  130. ^ Thompson 1991, p. 24.
  131. ^ Apostolidès 2010, p. 10.
  132. ^ Farr 2001, p. 12.
  133. ^ Assouline 2009, p. 26; Lofficier & Lofficier 2002, p. 24.
  134. ^ Farr 2001, p. 35; Peeters 2012, p. 56.
  135. ^ a b Farr 2001, p. 29.
  136. ^ McCarthy 2006, p. 38.
  137. ^ Peeters 2012, pp. 76–77, 82.
  138. ^ Goddin 2008, p. 148.
  139. ^ Peeters 2012, p. 89.
  140. ^ McCarthy 2006, p. 37.
  141. ^ Thompson 1991, p. 40.
  142. ^ Assouline 2009, p. 28.
  143. ^ Cendrowicz 2010.
  144. ^ Thompson 1991, pp. 62–63.
  145. ^ Assouline 2009, p. 42; Peeters 2012, p. 64–65.
  146. ^ Peeters 2012, p. 56.
  147. ^ Thompson 1991, p. 62; Lofficier & Lofficier 2002, p. 35; Peeters 2012, p. 77.
  148. ^ Peeters 2012, p. 46.
  149. ^ a b Smith 2010.
  150. ^ "History of the Lucca festival". 1972. Retrieved 15 July 2006. 
  151. ^ Index Translationum.
  152. ^ The Guardian 2011.
  153. ^ a b Time 2009.

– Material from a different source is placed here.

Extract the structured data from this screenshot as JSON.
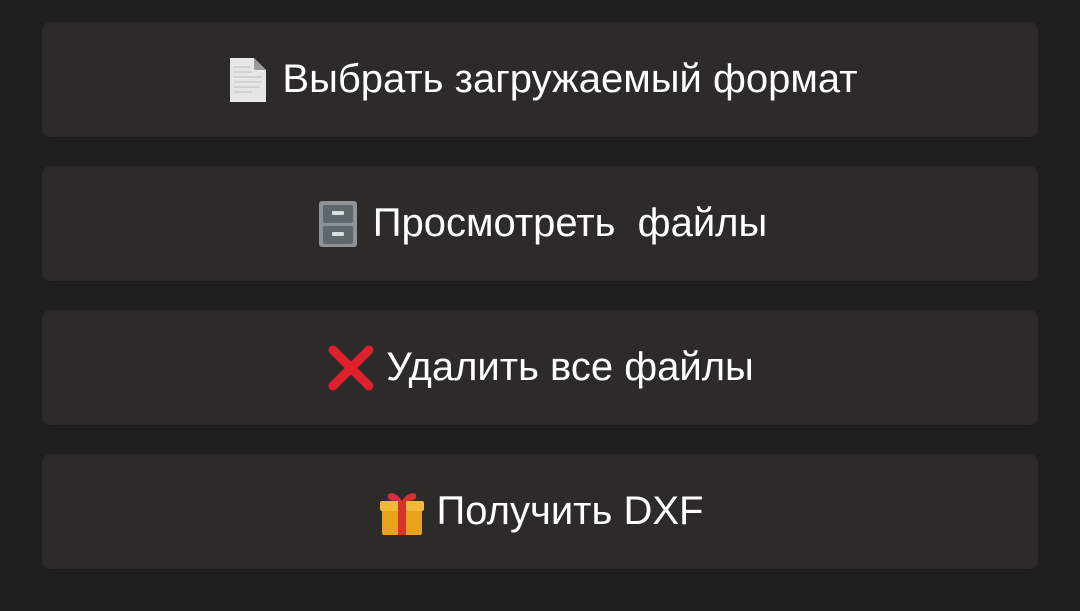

Bibliography[edit]

Further reading[edit]

External links[edit]